4. Reporting of GHG emissions will be expanded
Given the state’s need to measure GHG emissions against the binding caps imposed by the CLCPA, it is clear that more companies will need to report their GHG emissions when the program is put in place. However, the agencies took great pains to clarify that not every entity required to report their emissions would be considered “obligated entities.”
5. Offset projects will <i>not</i> be allowed under the program
The CLCPA authorizes the use of carbon offset projects as an alternative compliance mechanism. However, the agencies made clear that they have no intention of including emissions offsets as a compliance mechanism under the new rules. This is at least partly in response to concerns that offsets allow companies to continue business as usual at certain sites, resulting in localized emission hotspots. Time will tell how long the agencies stick to this position, as offset programs become more standardized and businesses seek more options to avoid paying for allowances.
6. It’s good to be an EITE
Energy Intensive and Trade Exposed industries (EITEs) are those industries that use a lot of energy and are subject to intense competition (such as cement, steel, and paper manufacturers), making them sensitive to even small cost increases.
The webinars made it clear that the agencies will make accommodations for those industries, including possibly providing them with a dedicated source of additional allowances. We anticipate that there will be intense lobbying around the ultimate definition of an EITE industry in the regulations.
7. No decisions have been made regarding trading of allowances
You probably noticed that New York named its program a “cap-and-invest” program, and not a “cap-and-trade” program. The state is still seeking input as to whether allowances will be tradeable. The Scoping Plan raised the concern that, like offsets, trading of allowances could result in pollution hotspots, often in disadvantaged communities. Given the CLCPA’s focus on providing concrete benefits to those communities, any trading program would need to address this concern in order to win approval.
8. The state will return one-third of the funds from the sale of allowances

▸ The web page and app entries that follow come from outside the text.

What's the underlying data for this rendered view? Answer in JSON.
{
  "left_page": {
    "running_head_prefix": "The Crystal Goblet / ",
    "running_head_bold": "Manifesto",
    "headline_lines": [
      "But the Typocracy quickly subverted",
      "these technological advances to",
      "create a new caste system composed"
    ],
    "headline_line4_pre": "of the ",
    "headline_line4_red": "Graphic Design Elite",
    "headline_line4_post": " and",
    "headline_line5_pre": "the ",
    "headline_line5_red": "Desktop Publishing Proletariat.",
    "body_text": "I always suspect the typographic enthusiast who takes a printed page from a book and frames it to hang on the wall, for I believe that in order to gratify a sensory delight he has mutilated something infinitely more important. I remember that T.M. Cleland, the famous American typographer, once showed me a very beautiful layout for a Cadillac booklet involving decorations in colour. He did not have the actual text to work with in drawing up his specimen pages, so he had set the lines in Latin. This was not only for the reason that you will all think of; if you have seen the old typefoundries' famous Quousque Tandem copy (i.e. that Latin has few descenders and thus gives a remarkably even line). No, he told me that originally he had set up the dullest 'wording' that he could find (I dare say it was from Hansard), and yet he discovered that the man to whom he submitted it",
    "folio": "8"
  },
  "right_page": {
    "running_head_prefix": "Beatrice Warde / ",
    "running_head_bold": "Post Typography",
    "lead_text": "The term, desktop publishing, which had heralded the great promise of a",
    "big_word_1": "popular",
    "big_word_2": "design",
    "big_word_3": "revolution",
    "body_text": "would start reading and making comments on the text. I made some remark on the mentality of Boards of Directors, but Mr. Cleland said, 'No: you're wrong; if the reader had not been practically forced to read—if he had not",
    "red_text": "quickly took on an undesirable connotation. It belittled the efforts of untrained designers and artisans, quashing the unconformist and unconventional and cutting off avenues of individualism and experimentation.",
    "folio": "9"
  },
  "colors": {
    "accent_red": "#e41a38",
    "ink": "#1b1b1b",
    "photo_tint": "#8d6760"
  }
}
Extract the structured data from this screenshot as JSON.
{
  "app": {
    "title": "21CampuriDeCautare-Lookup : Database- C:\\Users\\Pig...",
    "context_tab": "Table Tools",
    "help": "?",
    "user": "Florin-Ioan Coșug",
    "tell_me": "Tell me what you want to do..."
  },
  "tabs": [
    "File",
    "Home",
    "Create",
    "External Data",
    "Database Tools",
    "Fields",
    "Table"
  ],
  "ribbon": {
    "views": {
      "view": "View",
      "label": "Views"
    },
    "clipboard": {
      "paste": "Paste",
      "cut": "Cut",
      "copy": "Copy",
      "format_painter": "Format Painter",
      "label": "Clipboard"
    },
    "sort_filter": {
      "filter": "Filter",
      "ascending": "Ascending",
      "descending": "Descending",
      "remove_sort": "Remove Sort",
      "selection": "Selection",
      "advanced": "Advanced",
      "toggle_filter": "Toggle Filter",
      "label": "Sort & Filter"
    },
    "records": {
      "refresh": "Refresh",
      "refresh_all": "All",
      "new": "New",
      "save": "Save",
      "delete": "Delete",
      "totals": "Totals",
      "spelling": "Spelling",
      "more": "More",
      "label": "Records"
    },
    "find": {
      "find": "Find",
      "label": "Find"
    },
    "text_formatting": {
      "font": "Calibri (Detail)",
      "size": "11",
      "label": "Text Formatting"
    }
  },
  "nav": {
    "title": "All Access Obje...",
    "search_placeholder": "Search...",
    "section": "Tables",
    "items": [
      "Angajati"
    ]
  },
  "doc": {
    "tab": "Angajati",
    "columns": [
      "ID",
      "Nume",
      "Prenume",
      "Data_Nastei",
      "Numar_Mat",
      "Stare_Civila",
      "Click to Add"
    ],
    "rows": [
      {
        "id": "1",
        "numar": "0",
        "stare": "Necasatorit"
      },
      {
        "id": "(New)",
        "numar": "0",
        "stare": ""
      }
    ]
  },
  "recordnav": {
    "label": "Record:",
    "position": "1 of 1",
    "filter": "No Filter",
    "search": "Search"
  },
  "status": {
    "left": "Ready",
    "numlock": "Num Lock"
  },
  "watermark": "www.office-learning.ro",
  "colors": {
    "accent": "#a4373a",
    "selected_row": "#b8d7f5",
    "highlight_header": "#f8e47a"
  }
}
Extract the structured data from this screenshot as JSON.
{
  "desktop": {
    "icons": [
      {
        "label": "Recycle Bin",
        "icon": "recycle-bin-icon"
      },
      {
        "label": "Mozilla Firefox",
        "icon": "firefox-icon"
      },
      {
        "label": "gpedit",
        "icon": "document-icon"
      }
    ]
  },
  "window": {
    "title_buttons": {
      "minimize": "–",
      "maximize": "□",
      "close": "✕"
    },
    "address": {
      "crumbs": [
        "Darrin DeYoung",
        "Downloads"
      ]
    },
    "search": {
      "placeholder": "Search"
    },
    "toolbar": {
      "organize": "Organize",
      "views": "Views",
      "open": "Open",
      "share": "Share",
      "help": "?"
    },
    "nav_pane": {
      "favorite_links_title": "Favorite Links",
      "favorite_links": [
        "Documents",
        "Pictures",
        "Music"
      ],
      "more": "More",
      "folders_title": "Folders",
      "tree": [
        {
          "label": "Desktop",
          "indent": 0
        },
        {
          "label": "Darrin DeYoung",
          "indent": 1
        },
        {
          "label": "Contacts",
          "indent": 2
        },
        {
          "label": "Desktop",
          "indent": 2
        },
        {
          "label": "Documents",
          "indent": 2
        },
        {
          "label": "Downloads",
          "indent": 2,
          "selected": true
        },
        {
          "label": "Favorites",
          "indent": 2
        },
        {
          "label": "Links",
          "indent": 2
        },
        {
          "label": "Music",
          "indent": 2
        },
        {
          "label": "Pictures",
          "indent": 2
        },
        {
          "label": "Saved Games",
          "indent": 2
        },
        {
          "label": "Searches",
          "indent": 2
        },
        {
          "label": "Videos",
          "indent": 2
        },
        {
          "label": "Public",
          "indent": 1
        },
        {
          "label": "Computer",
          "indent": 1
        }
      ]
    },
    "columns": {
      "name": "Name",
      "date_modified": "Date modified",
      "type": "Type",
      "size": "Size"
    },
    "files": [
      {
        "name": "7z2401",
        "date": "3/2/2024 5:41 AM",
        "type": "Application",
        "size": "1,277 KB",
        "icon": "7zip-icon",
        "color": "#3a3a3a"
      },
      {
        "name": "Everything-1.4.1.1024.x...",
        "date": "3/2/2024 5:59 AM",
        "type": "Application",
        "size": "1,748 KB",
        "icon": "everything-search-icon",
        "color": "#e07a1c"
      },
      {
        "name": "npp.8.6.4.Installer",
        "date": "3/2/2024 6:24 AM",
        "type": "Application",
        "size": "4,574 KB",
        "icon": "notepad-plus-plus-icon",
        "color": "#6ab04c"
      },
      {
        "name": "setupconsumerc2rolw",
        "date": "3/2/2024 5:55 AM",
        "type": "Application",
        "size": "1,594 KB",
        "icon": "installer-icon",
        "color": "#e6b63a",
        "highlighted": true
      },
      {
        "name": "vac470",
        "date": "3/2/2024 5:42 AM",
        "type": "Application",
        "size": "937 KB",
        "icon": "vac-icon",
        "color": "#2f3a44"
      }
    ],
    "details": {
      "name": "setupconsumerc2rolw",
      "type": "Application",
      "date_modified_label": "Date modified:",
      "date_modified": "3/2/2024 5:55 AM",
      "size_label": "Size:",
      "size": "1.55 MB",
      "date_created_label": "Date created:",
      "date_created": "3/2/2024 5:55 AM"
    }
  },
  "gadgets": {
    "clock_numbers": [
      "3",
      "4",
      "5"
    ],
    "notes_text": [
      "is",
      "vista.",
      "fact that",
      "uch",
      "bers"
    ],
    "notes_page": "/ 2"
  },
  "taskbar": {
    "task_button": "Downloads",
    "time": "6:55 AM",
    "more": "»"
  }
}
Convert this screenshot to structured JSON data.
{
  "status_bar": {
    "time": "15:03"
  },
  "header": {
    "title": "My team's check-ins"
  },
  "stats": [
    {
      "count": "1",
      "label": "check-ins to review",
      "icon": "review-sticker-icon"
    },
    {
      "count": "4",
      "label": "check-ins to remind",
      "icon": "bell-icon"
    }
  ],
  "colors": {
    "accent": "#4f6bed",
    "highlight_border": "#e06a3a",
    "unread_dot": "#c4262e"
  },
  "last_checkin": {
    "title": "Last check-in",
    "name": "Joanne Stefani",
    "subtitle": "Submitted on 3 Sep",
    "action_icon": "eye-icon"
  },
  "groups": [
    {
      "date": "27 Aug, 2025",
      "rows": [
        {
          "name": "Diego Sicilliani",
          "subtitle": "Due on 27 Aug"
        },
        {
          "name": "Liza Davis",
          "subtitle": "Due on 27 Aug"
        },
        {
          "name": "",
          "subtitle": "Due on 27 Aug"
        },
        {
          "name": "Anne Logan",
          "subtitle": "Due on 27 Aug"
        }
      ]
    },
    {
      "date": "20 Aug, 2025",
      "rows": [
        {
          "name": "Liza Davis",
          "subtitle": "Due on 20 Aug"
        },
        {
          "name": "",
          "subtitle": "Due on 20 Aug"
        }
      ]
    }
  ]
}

In a tacit acknowledgment that the program could give rise to increased costs for New York consumers, the agencies made it clear that approximately one-third of the revenues from allowances sold would be given back to New Yorkers to offset any cost increases. The remainder would then go towards incentives aimed at lowering the cost of renewable energy projects.
The agencies did not identify how those funds would be distributed, and requested input from the public on that question. Again, given the CLCPA’s focus on benefitting disadvantaged communities, we anticipate that the agencies will prioritize disbursing available funds into those communities.
To date, the state continues to accept comments on the questions posted to the NYCI website. and all other issues raised by the programs. Later this year, the agencies will conduct a second round of public outreach, at which point the design of the program will be further along (informed by comments received in the first round). The agencies will then issue formal proposed regulations and seek public comment on them before issuing the final rules sometime in 2024.
As noted above, NYCI will cover all industries operating in New York. Those companies with significant GHG emissions, transportation needs, or that deliver fuels are likely to incur material costs to obtain the required emissions allowances. To shape the rules in ways that minimize impacts to their business, affected companies should actively participate in the rulemaking process, both by submitting public comments and through direct advocacy with responsible state officials.
Opinions expressed are those of the author. They do not reflect the views of Reuters News, which, under the Trust Principles, is committed to integrity, independence, and freedom from bias. Westlaw Today is owned by Thomson Reuters and operates independently of Reuters News.